Why is risk important in play?
Risk allows children to push themselves to the limits of their capabilities and allows them space to progress. It also allows children to feel in control of their actions, learning and play; they learn boundaries in a safe, secure environment where they can be supported directly or indirectly by practitioners.
What is the aim of Eyfs?
The overarching aim of the EYFS is to help young children to achieve the Every Child Matters outcomes of staying safe, enjoying and achieving, making a positive contribution and achieving economic well being. At St. Christopher’s we believe children learn best through physical and mental challenges.
What is the power of play?
Research shows play can improve children’s abilities to plan, organize, get along with others, and regulate emotions. … In addition, play helps with language, math and social skills, and even helps children cope with stress.
What are the benefits of physical play?
Benefits of regular physical activityHealthy growth and development including being a healthy weight and reducing the risk of disease like diabetes or cancer later in life.Building strong hearts, muscles and bones.Learning fundamental movement skills.Improved movement, balance, coordination and reaction time.More items…•
What are the 7 types of play?

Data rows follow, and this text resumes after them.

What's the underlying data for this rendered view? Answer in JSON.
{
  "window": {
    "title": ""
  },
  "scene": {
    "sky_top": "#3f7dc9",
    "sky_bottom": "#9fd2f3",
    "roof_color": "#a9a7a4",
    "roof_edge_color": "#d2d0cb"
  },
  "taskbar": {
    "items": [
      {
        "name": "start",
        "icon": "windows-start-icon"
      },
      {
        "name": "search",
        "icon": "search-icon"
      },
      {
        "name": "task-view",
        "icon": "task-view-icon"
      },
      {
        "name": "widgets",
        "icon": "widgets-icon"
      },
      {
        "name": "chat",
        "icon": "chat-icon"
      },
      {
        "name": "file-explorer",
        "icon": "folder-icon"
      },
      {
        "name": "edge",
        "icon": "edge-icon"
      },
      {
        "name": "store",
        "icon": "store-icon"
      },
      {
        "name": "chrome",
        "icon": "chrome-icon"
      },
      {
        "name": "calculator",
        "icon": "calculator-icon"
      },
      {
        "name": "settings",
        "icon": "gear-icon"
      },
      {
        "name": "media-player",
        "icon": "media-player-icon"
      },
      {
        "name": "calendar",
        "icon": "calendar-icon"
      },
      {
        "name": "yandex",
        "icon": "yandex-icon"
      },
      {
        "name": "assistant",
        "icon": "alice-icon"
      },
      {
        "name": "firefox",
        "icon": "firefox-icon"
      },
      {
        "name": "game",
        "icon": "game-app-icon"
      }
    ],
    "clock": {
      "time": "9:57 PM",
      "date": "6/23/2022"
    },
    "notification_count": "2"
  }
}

7 Types of Play & What They AccomplishScience breaks down the types of play. Dr. … Attunement Play. Attunement play is the early building blocks for all forms of play. … Body Play & Movement. … Object Play. … Social Play. … Imaginative & Pretend Play. … Storytelling-Narrative Play. … Creative Play.